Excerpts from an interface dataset

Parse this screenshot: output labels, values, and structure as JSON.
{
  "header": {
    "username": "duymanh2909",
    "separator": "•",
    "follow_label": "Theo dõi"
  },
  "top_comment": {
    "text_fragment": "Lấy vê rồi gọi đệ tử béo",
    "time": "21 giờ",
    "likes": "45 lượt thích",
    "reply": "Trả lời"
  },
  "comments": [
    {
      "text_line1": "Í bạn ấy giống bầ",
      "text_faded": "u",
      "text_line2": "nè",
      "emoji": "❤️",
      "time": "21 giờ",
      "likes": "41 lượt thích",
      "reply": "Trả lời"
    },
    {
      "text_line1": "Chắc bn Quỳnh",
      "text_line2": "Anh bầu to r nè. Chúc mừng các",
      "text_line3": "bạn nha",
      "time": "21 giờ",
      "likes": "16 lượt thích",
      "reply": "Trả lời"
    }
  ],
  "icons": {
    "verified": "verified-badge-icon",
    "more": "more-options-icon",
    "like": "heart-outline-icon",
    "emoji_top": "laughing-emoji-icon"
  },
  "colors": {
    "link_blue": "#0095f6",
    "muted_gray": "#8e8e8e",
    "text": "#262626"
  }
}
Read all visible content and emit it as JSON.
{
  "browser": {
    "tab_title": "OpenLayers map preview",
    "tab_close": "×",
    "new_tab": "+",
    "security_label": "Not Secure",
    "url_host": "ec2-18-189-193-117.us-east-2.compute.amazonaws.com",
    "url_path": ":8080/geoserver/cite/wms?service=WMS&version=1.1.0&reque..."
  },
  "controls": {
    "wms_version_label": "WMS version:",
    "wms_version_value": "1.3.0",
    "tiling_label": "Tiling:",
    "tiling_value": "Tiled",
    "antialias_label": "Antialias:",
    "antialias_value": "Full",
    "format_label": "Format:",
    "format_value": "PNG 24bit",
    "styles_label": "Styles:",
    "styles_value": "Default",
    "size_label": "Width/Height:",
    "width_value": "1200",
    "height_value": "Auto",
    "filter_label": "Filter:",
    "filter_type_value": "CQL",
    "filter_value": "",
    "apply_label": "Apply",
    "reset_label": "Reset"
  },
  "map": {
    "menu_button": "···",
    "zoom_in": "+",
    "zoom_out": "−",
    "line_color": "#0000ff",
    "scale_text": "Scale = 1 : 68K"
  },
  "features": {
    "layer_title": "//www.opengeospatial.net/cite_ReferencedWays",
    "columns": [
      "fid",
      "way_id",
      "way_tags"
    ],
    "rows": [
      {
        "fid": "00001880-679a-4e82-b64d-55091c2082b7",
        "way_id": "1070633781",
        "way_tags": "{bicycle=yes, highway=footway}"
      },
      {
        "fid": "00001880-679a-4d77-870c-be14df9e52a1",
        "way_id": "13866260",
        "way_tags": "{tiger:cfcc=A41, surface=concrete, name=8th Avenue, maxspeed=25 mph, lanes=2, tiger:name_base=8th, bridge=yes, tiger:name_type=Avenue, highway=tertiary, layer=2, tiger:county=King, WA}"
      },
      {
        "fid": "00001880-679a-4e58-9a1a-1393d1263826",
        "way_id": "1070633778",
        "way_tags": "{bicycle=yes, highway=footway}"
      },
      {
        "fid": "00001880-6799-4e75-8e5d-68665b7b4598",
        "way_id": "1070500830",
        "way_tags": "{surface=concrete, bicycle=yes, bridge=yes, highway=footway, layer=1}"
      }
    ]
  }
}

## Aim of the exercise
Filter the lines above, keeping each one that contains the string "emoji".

## Exercise solution
      "emoji": "❤️",
    "emoji_top": "laughing-emoji-icon"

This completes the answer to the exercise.